Richmondshire District Council – which sparked controversy after approving a plan to spend £ 305,000 of taxpayer money to support an international cycling race – must consider proposals to spend it instead to boost festivals large-scale affected by the pandemic or to mark the Queen’s Platinum Jubilee.
Major members are expected to consider three options for spending £ 100,000 of the funds following the cancellation of next year’s Tour of Yorkshire.
The authority’s board has already approved the allocation of much of the remainder to its Community Investment Fund, which can be used by communities to deliver local climate change projects or results.
When the authority approved the injection of an additional £ 100,000 into the cycle race in June, some members said they wanted to support the event as they wanted to see an extended Yorkshire festival, heralding the food and drink of the Yorkshire, arts and culture, heritage and music, run alongside the race.
Nonetheless, senior advisers said the funding was needed to support existing festivals in the district after the pandemic or to support community-based cycling programs.
An officer’s report to the board on Tuesday shows how the cancellation of the Tour of Yorkshire has left a void in the district council’s plans for a major community event next year.
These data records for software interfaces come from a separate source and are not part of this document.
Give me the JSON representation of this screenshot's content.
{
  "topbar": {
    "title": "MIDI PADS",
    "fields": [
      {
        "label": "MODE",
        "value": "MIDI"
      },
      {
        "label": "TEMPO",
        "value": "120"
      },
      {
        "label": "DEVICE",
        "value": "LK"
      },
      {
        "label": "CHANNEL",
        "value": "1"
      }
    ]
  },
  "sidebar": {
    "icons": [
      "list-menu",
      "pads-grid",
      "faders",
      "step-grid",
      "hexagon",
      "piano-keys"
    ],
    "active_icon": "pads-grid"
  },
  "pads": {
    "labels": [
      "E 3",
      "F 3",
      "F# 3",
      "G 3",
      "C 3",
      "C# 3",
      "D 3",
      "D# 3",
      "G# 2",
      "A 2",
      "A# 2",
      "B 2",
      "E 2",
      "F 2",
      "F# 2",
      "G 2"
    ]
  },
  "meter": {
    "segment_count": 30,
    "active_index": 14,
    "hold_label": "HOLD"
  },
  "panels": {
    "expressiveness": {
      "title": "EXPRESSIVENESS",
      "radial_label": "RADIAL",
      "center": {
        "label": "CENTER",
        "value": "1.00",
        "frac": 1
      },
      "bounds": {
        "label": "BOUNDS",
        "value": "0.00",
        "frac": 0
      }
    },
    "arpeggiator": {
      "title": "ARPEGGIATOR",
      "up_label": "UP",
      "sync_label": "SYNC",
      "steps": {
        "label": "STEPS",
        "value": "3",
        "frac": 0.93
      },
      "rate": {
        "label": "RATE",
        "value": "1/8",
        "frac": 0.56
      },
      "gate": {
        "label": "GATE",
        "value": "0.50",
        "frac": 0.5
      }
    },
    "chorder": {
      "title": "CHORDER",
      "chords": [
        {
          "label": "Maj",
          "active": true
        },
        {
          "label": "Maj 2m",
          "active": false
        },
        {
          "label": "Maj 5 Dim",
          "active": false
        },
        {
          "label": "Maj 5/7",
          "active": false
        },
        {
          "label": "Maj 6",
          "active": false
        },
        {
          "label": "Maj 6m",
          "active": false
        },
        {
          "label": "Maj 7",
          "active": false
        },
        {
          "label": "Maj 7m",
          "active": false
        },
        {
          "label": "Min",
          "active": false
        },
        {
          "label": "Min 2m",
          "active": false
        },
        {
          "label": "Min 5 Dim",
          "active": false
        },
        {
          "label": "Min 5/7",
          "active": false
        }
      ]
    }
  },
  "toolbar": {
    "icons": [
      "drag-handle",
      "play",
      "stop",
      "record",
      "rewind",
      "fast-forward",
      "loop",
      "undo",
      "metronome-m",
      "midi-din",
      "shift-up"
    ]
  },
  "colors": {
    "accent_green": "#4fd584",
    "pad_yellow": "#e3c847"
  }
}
As one of three potential programs for £ 100,000, agents presented plans to support up to 20 full-scale festivals, such as Leyburn 1940s Weekend, Swaledale Festival, Whit Weekend in Richmond, the Catterick Christmas Fest or the Wensleydale Show, with up to £ 7,000 to give them a boost after suffering losses from the pandemic.
The report states that such a program “would bring a significant benefit to the local economy and positively promote community engagement and participation.”
Another option members will consider would be to support the organization of 133 festivals and small-scale community events throughout the next year.
The final program being presented would see up to 100 communities wishing to celebrate the Queen’s Platinum Jubilee next year, with grants of up to £ 2,000.
The report states: “These events are likely to be very small-scale or community-based activities that will have minimal broader economic impact. “
However, sources at the council indicate that the workload involved in processing a large number of treatment requests could see the latter two options discarded by counselors, as agents are already faced with many tasks due to the reorganization of local government and requests for the Community Investment Fund.
The authority’s spokesperson for strategy, Councilor Philip Wicks, said each of the options had strengths and weaknesses and as far as he was concerned there were “no favorites.”
He said: “Support for the Tour de Yorkshire has been quite divisive. However, we thought that a larger Yorkshire celebration as part of the Tour de Yorkshire was a good idea and this is where this suggestion to support festivals in Richmondshire arose.
“It is the commitment to the community that seems important to us. It allows the community to celebrate in different ways. This is a positive development as we hope to come out on the other side of the pandemic. It’s a way of trying to get back to normal.